§ WHAT THE TASK ASKS
Scan the material below for lines with the string "Bitte". State how many there are and nothing else.

§ MATERIAL PROVIDED

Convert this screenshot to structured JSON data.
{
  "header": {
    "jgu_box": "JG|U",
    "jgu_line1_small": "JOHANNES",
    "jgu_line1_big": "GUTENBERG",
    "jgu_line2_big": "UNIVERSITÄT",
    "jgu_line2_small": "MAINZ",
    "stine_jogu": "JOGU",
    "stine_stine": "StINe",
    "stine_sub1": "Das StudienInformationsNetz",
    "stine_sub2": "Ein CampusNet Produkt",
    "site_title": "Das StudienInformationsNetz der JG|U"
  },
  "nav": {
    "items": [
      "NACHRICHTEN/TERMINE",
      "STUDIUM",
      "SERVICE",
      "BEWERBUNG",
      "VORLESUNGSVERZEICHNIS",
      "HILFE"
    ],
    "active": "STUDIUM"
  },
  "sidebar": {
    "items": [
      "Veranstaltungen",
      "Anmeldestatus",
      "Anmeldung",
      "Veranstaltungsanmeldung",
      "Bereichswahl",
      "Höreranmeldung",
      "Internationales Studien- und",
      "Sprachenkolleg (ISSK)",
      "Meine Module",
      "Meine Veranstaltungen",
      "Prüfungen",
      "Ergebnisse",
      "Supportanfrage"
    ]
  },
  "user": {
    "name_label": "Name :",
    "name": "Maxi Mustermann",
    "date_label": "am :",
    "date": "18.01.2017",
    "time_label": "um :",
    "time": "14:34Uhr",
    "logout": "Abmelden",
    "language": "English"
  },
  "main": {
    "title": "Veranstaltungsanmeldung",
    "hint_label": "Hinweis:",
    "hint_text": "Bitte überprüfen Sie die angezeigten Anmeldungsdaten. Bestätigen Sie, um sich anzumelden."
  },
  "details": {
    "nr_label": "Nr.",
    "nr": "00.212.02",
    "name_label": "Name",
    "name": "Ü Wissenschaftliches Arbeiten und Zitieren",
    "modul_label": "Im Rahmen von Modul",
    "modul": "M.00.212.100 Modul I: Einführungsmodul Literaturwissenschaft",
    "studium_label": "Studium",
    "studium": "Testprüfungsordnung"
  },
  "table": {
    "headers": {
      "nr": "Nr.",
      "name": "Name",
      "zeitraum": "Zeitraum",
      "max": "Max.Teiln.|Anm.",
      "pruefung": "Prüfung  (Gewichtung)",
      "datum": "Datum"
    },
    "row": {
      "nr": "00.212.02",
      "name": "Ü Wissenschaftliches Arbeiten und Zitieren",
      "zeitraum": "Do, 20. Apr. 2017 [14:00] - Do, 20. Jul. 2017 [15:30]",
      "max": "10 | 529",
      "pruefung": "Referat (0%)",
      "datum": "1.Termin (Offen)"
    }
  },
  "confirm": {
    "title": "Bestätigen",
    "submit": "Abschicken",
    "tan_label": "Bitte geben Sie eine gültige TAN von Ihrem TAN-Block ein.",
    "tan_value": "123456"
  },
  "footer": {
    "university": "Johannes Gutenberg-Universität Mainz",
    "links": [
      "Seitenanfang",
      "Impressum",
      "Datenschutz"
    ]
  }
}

§ EXERCISE RESULT
2